FROM Thomas Kail
Thomas Kail, director of 'Grease: Live' As Grease: Live opens, performer Jessie J sings “Grease is the Word” as she winds her way through bustling high school sets, backstage hallways, dressing rooms and even outdoors in one long, single shot. That dynamic opening set the pace for the rest of the live production, which premiered on Fox in January of this year. Grease: Live is the most recent production in a spate of musical revivals embraced by broadcast networks in search of the high ratings that come with live events. More than 12 million people tuned in to watch Rydell High’s Sandy and Danny, played by Julianne Hough and Aaron Tveit, reminisce on those summer nights, be born to hand jive, and of course, experience an electrifying carnival connection. Grease: Live is a technically complex production that’s constantly in motion. Cameras follow a large cast over multiple locations and incorporate an audience that’s actually sitting on set. The show received 10 Emmy nominations, including one for our guest, director Thomas Kail.
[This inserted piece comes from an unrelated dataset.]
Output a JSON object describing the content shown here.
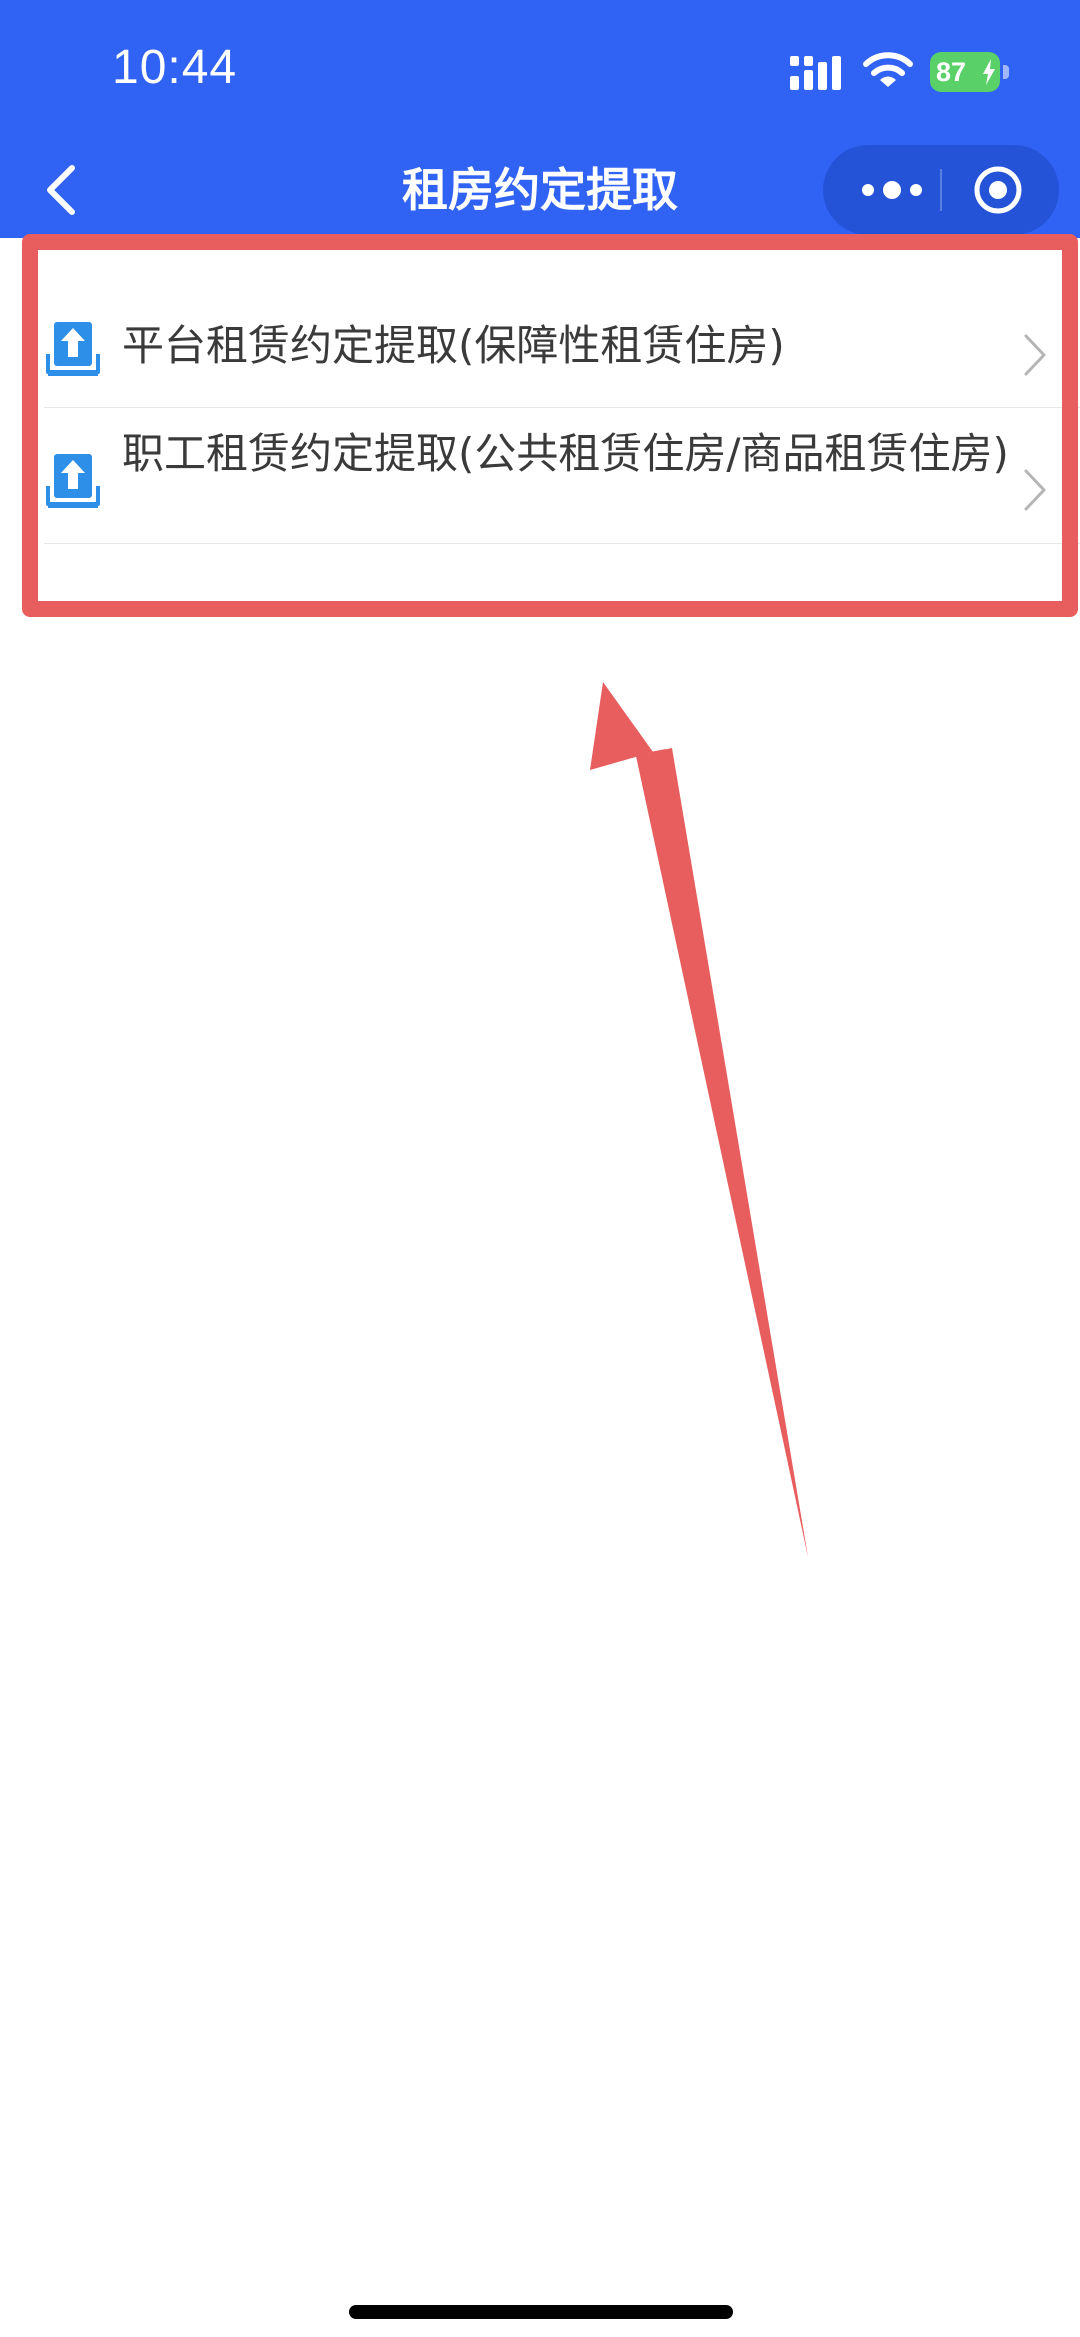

Kail is also the Tony-winning director of Lin-Manuel Miranda’s Broadway juggernaut Hamilton. Before that, he directed Miranda’s first Broadway musical, In the Heights. When Kail recently talked to host of The Business, Kim Masters, he recalled that his very first encounter with Miranda--while they were both students at Wesleyan--wasn’t exactly positive. Fortunately, they would go on to reconnect after Kail graduated.
Why did Jared Kushner want a back channel with Russians? News broke Friday that President Trump’s son-in-law and senior advisor, Jared Kushner, tried setting up a back channel between the Trump transition team and the Russian government. What are the consequences for Kushner, President Trump, and the investigation into Russian meddling?
'Dandelion and Quince,' food and crime, 'All About Eggs' Sarah Lohman talks about the murder and historic recipes that form the backbone of her new book, “Ohio 1910,” and Rachel Khong shares highlights from Lucky Peach’s last cookbook, “All About Eggs.” Michelle Mckenzie tells us how to cook oft-forgotten fruits, veggies and herbs, and Jonathan Gold reviews AR Cucina in Culver City. Plus: raspberries at the market and a special guest DJ set from Alton Brown.
Why is Trump so behind on filling staff jobs, establishing concrete policies? Yesterday Donald Trump signed a “decision memo” to revamp the air traffic control system. But there was little legislative detail in the plan. There’s not much to other splashy announcements from the White House, including tax cuts and the arms deal with Saudi Arabia. And hundreds of positions are unfilled in federal agencies.